Avoid strong sunlight to the face. Sunlight is thought to make symptoms worse. Use a sunblock cream on the face, with a high protection factor (30 or higher and with ultraviolet A (UVA) and ultraviolet B (UVB) protection). It is difficult to say what is strong sunlight. Therefore, many doctors would advise that you apply sunblock every day before you go out, whatever the level of sunshine. A wide-brimmed hat will also help to protect your face from the sun.

If you have dry skin, you can try a hypoallergenic, non-perfumed and non-greasy moisturising cream. Also, you should generally avoid using any steroid creams (unless advised by your doctor) or other abrasive creams on your face.
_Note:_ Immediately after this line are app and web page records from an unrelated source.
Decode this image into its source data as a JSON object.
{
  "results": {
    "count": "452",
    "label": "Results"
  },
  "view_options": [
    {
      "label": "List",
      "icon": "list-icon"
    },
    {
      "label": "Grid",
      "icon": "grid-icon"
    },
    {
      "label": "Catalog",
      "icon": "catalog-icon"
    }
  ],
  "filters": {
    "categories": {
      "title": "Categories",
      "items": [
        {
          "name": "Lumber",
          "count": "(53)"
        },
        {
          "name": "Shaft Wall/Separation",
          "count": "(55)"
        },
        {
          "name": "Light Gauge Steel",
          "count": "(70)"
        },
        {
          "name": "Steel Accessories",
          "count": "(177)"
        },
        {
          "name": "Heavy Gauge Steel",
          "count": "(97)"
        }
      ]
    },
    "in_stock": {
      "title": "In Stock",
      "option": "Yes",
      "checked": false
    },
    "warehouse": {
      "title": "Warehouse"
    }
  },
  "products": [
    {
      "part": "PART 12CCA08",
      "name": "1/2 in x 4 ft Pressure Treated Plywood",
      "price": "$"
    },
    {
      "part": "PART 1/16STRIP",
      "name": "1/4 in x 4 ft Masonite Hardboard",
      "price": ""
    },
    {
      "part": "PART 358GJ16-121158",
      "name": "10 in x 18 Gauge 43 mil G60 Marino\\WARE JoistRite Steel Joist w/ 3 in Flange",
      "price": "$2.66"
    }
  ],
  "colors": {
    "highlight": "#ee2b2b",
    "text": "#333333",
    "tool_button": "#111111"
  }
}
Men may also find that using an electric razor rather than shaving with a blade helps their symptoms.

Treatment for facial flushing

There is no medicine that can prevent or stop flushing. However, some people find that certain things aggravate the skin and trigger flushing or make the flushing worse. The most common things reported that may trigger the skin to flush are: extremes of temperature (in particular, excessive heat), alcoholic drinks, strenuous exercise, stressful situations, sunlight, spicy food, hot drinks. If any of these seem to trigger bouts of flushing, or make the flushing worse, then avoiding them is sensible.

Some medicines used for other conditions may also trigger flushing - for example, calcium-channel blockers. If you suspect that a medicine is making the flushing worse, then discuss this with your doctor. An alternative medicine may be available.

Treatment for facial redness (erythema) and telangiectasia (tiny blood vessels)

There is little evidence that medication has any effect on clearing erythema or telangiectasia. However, a treatment for spots (listed below) may be advised to prevent spots from developing if you have persistent erythema.

Also, people with erythema often have sensitive skin which can make erythema worse. Therefore, it is best to avoid using anything that may sensitise the skin. For example, cleansers containing acetone or alcohol, abrasive or exfoliant preparations, oil-based or waterproof make-up, perfumed sunblocks, or those containing insect repellents.

Camouflage creams can help to cover and conceal erythema and telangiectasia. (The British Red Cross provides cosmetic camouflage clinics free of charge - see address below.)

Another option which is becoming more popular is light or laser therapy. Briefly, a laser or very bright light of a certain wavelength can destroy tiny blood vessels under the skin but without damaging the nearby tissue. This can remove telangiectasia and improve erythema. Your doctor or skin specialist will advise if this is an option for you.

Treatment for spots and cysts (papules and pustules)

Certain antibiotics are the usual treatment. They usually work well, but it is not clear why they work, as there is no proven bacterium (germ) that causes rosacea. Some antibiotics reduce inflammation in the skin as well as killing bacteria and this may be why they work for rosacea. A topical (rub-on) antibiotic called metronidazole is the common treatment if you have just a few small spots. If you have many spots or cysts then antibiotic tablets such as a tetracycline or erythromycin may be used.

Some improvement may occur after 2-3 weeks of treatment. However, it commonly takes a 6- to 12-week course of antibiotics to clear spots and cysts. One reason why antibiotic treatment fails is that some people give up on treatment after a few weeks without completing the full course.

When a course of antibiotic treatment is finished, the spots or cysts commonly return at some point. Therefore, repeated courses of treatment may be needed from time to time. As an alternative, once the spots have cleared, some people take a regular maintenance dose of antibiotics or use a topical antibiotic (regularly or intermittently) long-term to prevent the spots and cysts from returning.

Topical azelaic acid is an alternative to topical antibiotics to treat mild-to-moderate spots. However, some people find that it can cause side-effects such as burning, stinging, itching, scaling, and dry skin.

If you do not respond to any of these treatments, other therapies are sometimes tried in specialist clinics.